The IUP Journal of Organizational Behavior
Work Dynamics of Work-at-Home Homestay Hosts: A Study Linking Self-Determination Theory

Article Details
Pub. Date : April, 2023
Product Name : The IUP Journal of Organizational Behavior
Product Type : Article
Product Code : IJOB020423
Author Name : Rhulia Nukhu and Sapna Singh
Availability : YES
Subject/Domain : Arts & Humanities
Download Format : PDF Format
No. of Pages : 15



While studies on Work From Home (WFH) gained momentum due to the Covid-19 crisis, there are very few studies on Work-at-Home of Homestay Hosts (WAHH). There is a juxtaposition between WFH and WAHH. They are similar but not the same. With Covid and the resultant travel restrictions, the tourism industry has been the hardest hit and WAHH lost its applicability. Homestay hosts lost their source of income and struggled to find employment. Many of them started alternate businesses or joined work. However, post-Covid, the tourism industry picked up, but WAHH remained an unexplored area. The purpose of the paper is to explore the struggle and work dynamics of WAHH. The study links WAHH and the Self-Determination Theory (SDT) which states that autonomy, relatedness, and competence influence behavior. The paper attempts to find out the attributes of the work dynamics of WAHH and is exploratory in nature. The findings indicate that homestay hosts fall under family business and the members usually are engaged in multi-work. The seasonal flow of tourists makes it very hard to be a full-time homestay host. The nature and flexibility of homestay are considered important attributes of WAHH's work dynamics. Though the government encourages rural tourism and homestay for economic growth, little focus is given to nurturing them and exploring the work dynamics of WAHH. The need for policymakers to focus on the training and development of WAHH is thus suggested for their development.

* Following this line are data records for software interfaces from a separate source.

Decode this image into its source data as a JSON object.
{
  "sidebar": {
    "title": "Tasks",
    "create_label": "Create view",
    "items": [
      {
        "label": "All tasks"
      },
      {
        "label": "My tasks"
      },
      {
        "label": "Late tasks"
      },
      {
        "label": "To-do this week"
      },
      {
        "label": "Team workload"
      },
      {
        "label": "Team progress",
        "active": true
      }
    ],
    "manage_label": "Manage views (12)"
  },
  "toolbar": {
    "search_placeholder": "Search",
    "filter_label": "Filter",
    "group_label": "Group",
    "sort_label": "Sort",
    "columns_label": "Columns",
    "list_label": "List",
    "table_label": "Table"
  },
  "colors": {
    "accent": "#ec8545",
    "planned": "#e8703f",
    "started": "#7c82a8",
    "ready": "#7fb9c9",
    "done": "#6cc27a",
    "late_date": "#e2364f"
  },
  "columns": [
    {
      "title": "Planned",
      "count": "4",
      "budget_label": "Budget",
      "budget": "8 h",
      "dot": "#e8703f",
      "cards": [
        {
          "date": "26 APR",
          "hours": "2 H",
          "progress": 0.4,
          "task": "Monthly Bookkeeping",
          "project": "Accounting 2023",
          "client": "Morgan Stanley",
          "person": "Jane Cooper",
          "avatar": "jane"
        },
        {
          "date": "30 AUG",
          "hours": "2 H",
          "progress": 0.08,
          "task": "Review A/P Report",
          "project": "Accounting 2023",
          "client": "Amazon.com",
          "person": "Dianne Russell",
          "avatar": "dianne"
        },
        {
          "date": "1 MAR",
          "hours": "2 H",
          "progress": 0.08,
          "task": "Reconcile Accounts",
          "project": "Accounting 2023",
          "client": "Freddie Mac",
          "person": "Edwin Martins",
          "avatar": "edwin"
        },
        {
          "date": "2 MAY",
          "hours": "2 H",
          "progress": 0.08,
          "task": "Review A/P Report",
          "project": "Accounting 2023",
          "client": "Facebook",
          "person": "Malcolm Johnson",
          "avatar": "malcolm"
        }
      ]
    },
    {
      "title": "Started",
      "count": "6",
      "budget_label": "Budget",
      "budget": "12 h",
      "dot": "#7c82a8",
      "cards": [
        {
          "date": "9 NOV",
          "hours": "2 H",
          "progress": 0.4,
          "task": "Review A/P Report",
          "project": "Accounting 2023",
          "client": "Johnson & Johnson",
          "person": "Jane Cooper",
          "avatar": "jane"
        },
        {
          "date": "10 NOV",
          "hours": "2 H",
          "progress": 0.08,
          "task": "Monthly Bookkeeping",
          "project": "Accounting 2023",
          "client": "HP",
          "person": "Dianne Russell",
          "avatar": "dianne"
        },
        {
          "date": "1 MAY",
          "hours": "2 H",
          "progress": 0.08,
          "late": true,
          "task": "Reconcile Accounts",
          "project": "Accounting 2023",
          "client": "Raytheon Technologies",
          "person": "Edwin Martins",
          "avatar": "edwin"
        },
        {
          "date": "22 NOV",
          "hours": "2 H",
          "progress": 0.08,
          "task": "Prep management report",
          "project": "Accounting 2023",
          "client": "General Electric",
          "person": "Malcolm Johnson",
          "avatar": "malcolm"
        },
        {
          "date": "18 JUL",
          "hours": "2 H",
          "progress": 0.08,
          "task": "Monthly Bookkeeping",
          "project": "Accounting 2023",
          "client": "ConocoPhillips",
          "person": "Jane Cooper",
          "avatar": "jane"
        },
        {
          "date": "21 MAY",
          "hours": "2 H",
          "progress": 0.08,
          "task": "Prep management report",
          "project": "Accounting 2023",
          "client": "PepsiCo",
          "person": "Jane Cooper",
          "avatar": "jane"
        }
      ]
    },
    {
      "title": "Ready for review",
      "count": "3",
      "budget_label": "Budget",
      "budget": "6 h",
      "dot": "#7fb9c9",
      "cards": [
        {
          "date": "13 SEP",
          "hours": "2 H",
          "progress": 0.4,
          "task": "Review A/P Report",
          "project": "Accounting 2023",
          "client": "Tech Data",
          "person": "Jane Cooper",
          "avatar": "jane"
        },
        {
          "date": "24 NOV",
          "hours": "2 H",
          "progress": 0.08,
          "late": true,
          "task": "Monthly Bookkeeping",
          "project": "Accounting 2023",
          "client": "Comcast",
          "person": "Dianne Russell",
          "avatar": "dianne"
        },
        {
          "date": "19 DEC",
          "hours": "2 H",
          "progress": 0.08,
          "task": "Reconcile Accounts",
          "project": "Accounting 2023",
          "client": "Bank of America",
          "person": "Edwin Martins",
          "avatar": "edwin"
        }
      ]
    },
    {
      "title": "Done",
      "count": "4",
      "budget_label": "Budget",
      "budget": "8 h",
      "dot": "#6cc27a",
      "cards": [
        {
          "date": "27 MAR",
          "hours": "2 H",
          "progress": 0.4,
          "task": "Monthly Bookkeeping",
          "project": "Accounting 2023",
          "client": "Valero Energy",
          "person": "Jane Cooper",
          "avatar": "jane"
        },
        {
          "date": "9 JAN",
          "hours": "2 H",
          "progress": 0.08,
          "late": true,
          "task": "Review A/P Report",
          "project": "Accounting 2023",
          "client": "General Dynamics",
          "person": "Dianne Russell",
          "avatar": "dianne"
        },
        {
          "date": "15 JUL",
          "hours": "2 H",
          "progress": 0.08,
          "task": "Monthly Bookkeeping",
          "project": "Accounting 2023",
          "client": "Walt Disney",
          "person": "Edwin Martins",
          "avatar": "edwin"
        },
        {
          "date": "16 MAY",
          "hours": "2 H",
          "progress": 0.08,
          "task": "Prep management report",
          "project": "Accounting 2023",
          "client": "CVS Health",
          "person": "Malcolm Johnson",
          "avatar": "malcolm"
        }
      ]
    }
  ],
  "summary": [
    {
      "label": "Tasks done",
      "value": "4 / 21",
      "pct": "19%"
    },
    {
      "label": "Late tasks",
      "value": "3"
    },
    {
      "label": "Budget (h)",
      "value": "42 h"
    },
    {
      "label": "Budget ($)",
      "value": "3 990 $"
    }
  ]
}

With Covid-19, the work environment saw a shift from the traditional workspace to a more unconventional Work From Home (WFH) (Dubey and Tripathi, 2020). This has led to a change in how work is done in every sector-the work routines, online meetings, commutes, work-family dynamics, etc. Some sectors are more feasible for WFH, whereas some are least feasible (Dey et al., 2020). Specifically, for the tourism industry, there was little scope for the hospitality sector to operate due to the lockdown (Tilak, 2021). Tourism is ranked one of the least feasible, after agriculture, for teleworking or remote working (Dey et al., 2020), thus making it one of the most unemployable sectors during the Covid phase (Dey et al., 2020). Likewise, the small commercial homestays, which fall under unconventional hospitality services, dropped following Covid-19. Homestay hosts usually host tourists at their homes; thus, their (especially women) work involves staying at home, hosting, and managing homes (Wijesundara and Gnanapala, 2016). This allowed hosts to work at home even before the outbreak of Covid-19. However, there was a role reversal during Covid-19. WFH got its momentum, whereas the Work-at-Home of Homestay Hosts (WAHH) faded. This led to the commercial homes remaining idle with no guests. Many hosts lost their source of income, especially in rural areas. Hosts are often required to do multiple jobs or businesses because of the seasonal nature of tourism. But during the initial stage of the pandemic, even other jobs were not feasible. However, with the removal of travel restrictions, WAHH is slowly catching up with other hospitality sectors. There is an increase in research on WFH since the Covid pandemic (Smite et al., 2023). For example, studies on the impact of WFH on work-life balance (Shirmohammadi et al., 2022), performance (Anakpo et al., 2023), satisfaction (Niebuhr et al., 2022), working women (Kooli, 2022), mental health (Prabowo et al., 2022), and many more. However, there is a lack of literature on understanding small tourism businesses and tourism entrepreneurs, especially homestay businesses (Doan et al., 2022).